Task |
What is needed here is an exact printout of the data, with no pictures included.

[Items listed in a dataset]
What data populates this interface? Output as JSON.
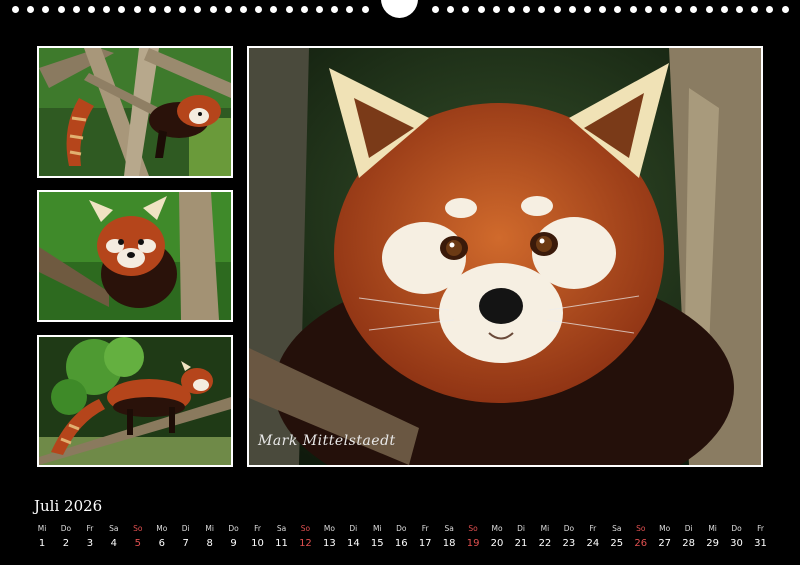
{
  "calendar": {
    "month_title": "Juli 2026",
    "days": [
      {
        "wd": "Mi",
        "n": "1"
      },
      {
        "wd": "Do",
        "n": "2"
      },
      {
        "wd": "Fr",
        "n": "3"
      },
      {
        "wd": "Sa",
        "n": "4"
      },
      {
        "wd": "So",
        "n": "5",
        "sun": true
      },
      {
        "wd": "Mo",
        "n": "6"
      },
      {
        "wd": "Di",
        "n": "7"
      },
      {
        "wd": "Mi",
        "n": "8"
      },
      {
        "wd": "Do",
        "n": "9"
      },
      {
        "wd": "Fr",
        "n": "10"
      },
      {
        "wd": "Sa",
        "n": "11"
      },
      {
        "wd": "So",
        "n": "12",
        "sun": true
      },
      {
        "wd": "Mo",
        "n": "13"
      },
      {
        "wd": "Di",
        "n": "14"
      },
      {
        "wd": "Mi",
        "n": "15"
      },
      {
        "wd": "Do",
        "n": "16"
      },
      {
        "wd": "Fr",
        "n": "17"
      },
      {
        "wd": "Sa",
        "n": "18"
      },
      {
        "wd": "So",
        "n": "19",
        "sun": true
      },
      {
        "wd": "Mo",
        "n": "20"
      },
      {
        "wd": "Di",
        "n": "21"
      },
      {
        "wd": "Mi",
        "n": "22"
      },
      {
        "wd": "Do",
        "n": "23"
      },
      {
        "wd": "Fr",
        "n": "24"
      },
      {
        "wd": "Sa",
        "n": "25"
      },
      {
        "wd": "So",
        "n": "26",
        "sun": true
      },
      {
        "wd": "Mo",
        "n": "27"
      },
      {
        "wd": "Di",
        "n": "28"
      },
      {
        "wd": "Mi",
        "n": "29"
      },
      {
        "wd": "Do",
        "n": "30"
      },
      {
        "wd": "Fr",
        "n": "31"
      }
    ]
  },
  "photos": {
    "signature": "Mark Mittelstaedt"
  },
  "colors": {
    "sunday": "#e05050",
    "background": "#000000",
    "fur": "#b5451b"
  }
}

Answer to this exercise |
What data populates this interface? Output as JSON.
{
  "calendar": {
    "month_title": "Juli 2026",
    "days": [
      {
        "wd": "Mi",
        "n": "1"
      },
      {
        "wd": "Do",
        "n": "2"
      },
      {
        "wd": "Fr",
        "n": "3"
      },
      {
        "wd": "Sa",
        "n": "4"
      },
      {
        "wd": "So",
        "n": "5",
        "sun": true
      },
      {
        "wd": "Mo",
        "n": "6"
      },
      {
        "wd": "Di",
        "n": "7"
      },
      {
        "wd": "Mi",
        "n": "8"
      },
      {
        "wd": "Do",
        "n": "9"
      },
      {
        "wd": "Fr",
        "n": "10"
      },
      {
        "wd": "Sa",
        "n": "11"
      },
      {
        "wd": "So",
        "n": "12",
        "sun": true
      },
      {
        "wd": "Mo",
        "n": "13"
      },
      {
        "wd": "Di",
        "n": "14"
      },
      {
        "wd": "Mi",
        "n": "15"
      },
      {
        "wd": "Do",
        "n": "16"
      },
      {
        "wd": "Fr",
        "n": "17"
      },
      {
        "wd": "Sa",
        "n": "18"
      },
      {
        "wd": "So",
        "n": "19",
        "sun": true
      },
      {
        "wd": "Mo",
        "n": "20"
      },
      {
        "wd": "Di",
        "n": "21"
      },
      {
        "wd": "Mi",
        "n": "22"
      },
      {
        "wd": "Do",
        "n": "23"
      },
      {
        "wd": "Fr",
        "n": "24"
      },
      {
        "wd": "Sa",
        "n": "25"
      },
      {
        "wd": "So",
        "n": "26",
        "sun": true
      },
      {
        "wd": "Mo",
        "n": "27"
      },
      {
        "wd": "Di",
        "n": "28"
      },
      {
        "wd": "Mi",
        "n": "29"
      },
      {
        "wd": "Do",
        "n": "30"
      },
      {
        "wd": "Fr",
        "n": "31"
      }
    ]
  },
  "photos": {
    "signature": "Mark Mittelstaedt"
  },
  "colors": {
    "sunday": "#e05050",
    "background": "#000000",
    "fur": "#b5451b"
  }
}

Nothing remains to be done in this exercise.